How many lines in the records below contain the word "index"? Answer with the number only.

--- Data ---

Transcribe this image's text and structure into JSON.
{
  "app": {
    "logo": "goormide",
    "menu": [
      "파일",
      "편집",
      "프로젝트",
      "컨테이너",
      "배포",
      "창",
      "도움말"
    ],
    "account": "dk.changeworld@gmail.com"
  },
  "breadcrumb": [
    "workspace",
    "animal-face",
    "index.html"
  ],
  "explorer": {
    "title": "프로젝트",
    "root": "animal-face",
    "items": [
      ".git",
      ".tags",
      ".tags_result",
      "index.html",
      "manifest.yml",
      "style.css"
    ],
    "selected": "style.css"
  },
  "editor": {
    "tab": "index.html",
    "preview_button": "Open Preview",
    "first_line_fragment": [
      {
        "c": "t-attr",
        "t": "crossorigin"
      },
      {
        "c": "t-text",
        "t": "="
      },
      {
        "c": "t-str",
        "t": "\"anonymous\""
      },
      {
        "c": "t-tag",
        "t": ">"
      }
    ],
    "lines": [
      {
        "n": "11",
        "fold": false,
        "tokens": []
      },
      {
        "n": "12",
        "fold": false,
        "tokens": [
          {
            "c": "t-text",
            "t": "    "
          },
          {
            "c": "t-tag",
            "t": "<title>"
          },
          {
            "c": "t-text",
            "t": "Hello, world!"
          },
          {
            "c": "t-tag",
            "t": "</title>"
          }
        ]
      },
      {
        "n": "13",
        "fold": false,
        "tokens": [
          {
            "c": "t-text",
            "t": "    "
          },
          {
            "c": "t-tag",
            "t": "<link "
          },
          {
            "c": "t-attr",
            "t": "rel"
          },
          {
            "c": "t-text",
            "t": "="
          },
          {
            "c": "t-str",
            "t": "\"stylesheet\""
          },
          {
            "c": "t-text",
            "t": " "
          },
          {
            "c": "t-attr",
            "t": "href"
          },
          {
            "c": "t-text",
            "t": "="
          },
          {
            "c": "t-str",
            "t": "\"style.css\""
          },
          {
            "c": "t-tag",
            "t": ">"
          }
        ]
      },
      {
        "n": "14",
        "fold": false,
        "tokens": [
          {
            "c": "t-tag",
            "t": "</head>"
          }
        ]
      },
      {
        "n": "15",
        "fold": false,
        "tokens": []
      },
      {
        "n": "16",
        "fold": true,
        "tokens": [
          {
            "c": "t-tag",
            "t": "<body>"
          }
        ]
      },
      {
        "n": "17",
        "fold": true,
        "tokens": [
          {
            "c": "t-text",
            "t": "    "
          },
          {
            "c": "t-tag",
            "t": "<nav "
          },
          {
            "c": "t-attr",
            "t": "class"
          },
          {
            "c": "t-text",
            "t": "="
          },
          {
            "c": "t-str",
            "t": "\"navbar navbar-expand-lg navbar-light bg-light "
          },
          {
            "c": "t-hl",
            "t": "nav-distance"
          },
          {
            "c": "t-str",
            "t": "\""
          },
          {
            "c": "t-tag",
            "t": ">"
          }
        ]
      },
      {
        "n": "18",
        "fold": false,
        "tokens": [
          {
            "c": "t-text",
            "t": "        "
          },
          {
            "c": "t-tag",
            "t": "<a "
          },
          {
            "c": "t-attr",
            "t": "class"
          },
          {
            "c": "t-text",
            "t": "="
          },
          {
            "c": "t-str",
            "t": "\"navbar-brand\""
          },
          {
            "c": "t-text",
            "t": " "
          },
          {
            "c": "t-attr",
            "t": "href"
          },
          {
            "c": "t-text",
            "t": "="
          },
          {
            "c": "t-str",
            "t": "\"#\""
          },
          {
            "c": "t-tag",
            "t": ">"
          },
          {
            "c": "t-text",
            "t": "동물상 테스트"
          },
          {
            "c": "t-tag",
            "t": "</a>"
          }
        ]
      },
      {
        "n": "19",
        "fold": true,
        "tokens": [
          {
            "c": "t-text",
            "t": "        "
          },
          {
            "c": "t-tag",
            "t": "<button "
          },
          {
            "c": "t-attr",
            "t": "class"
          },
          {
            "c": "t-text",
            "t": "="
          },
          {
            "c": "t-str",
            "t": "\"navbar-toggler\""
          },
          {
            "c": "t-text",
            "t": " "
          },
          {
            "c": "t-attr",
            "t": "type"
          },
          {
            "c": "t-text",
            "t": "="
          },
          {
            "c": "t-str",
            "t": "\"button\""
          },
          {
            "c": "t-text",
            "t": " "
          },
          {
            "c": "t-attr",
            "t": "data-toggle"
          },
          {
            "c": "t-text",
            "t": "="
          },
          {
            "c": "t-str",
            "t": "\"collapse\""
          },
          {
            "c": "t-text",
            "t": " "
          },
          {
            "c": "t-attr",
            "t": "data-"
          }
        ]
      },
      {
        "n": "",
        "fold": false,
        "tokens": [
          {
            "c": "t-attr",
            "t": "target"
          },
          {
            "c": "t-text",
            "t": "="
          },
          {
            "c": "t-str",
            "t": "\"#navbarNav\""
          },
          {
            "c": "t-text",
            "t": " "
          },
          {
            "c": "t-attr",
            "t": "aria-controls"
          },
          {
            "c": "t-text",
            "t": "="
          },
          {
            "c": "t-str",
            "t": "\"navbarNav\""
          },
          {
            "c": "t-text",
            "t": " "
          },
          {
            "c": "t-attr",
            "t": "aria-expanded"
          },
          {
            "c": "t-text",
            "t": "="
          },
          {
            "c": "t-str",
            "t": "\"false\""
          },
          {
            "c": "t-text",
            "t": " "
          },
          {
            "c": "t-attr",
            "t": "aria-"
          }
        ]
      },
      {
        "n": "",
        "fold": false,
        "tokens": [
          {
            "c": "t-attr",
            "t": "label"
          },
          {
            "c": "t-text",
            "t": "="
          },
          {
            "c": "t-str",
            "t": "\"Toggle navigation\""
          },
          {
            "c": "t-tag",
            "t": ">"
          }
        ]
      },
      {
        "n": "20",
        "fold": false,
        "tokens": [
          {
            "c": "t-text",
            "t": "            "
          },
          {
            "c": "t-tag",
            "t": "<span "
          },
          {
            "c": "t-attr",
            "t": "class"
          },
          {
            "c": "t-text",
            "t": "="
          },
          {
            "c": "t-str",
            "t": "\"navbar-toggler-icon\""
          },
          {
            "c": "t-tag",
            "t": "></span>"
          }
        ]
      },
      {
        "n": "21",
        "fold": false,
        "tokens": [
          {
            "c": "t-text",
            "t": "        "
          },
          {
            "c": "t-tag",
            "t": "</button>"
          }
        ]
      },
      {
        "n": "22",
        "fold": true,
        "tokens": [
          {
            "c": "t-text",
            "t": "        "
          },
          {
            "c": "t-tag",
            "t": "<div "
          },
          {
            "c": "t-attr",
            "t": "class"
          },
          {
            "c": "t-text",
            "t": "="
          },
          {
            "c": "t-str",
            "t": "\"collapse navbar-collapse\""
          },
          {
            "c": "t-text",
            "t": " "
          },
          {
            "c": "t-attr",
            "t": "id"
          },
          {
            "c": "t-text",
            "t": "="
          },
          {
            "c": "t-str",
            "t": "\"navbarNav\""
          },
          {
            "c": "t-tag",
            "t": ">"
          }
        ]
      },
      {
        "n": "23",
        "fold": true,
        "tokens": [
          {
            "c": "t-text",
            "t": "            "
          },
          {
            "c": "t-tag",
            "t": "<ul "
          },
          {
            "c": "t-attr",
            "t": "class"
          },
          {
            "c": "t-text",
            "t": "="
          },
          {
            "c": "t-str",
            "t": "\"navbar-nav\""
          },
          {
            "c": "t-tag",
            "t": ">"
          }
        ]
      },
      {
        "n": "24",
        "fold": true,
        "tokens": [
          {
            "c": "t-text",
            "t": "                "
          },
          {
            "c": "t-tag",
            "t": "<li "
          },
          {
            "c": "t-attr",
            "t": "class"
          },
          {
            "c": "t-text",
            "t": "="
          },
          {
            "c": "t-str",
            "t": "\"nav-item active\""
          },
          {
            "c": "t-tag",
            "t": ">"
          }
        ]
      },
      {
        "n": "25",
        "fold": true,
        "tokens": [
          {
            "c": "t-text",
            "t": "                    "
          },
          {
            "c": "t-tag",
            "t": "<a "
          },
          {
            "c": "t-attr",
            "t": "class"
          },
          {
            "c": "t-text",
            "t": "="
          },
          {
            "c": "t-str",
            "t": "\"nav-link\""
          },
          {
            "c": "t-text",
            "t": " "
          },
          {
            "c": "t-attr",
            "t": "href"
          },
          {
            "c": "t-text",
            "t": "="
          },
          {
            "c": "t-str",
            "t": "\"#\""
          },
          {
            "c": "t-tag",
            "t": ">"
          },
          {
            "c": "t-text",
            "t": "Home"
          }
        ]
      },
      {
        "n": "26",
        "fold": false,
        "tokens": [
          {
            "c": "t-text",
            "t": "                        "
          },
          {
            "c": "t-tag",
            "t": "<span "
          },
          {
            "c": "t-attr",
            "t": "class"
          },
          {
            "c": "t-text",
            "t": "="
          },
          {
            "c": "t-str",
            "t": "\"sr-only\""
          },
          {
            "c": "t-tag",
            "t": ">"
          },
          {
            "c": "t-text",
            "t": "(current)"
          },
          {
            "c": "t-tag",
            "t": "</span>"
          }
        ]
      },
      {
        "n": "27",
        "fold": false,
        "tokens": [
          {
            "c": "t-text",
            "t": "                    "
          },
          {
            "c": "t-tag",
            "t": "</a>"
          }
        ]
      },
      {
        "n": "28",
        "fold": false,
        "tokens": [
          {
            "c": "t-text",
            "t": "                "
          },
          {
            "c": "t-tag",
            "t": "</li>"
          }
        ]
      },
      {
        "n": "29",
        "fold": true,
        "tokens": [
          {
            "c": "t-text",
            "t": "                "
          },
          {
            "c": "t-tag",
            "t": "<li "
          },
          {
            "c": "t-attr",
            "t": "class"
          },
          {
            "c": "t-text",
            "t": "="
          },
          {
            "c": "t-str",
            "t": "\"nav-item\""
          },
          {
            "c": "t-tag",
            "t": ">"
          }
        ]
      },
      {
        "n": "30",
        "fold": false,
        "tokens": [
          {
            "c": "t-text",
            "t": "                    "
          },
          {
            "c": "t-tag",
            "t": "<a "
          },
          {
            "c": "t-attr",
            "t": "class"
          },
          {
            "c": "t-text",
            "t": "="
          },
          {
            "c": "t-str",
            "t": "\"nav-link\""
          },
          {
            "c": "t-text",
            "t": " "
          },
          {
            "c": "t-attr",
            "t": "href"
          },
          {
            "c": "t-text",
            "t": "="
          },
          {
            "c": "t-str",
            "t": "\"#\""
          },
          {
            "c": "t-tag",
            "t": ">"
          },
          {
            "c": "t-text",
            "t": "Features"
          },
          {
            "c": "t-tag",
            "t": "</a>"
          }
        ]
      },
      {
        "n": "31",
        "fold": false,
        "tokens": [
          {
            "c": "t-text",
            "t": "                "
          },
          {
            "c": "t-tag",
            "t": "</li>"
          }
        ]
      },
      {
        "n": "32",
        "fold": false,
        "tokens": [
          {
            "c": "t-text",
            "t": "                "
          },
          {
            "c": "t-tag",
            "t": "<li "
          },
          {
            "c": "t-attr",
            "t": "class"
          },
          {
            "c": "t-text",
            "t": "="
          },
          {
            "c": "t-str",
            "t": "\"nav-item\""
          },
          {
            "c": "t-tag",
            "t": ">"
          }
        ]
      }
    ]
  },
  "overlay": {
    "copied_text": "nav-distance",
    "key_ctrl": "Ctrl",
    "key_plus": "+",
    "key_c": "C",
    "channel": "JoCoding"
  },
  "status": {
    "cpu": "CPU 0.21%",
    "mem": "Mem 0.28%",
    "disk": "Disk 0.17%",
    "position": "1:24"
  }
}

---

> _Solution for this problem_
3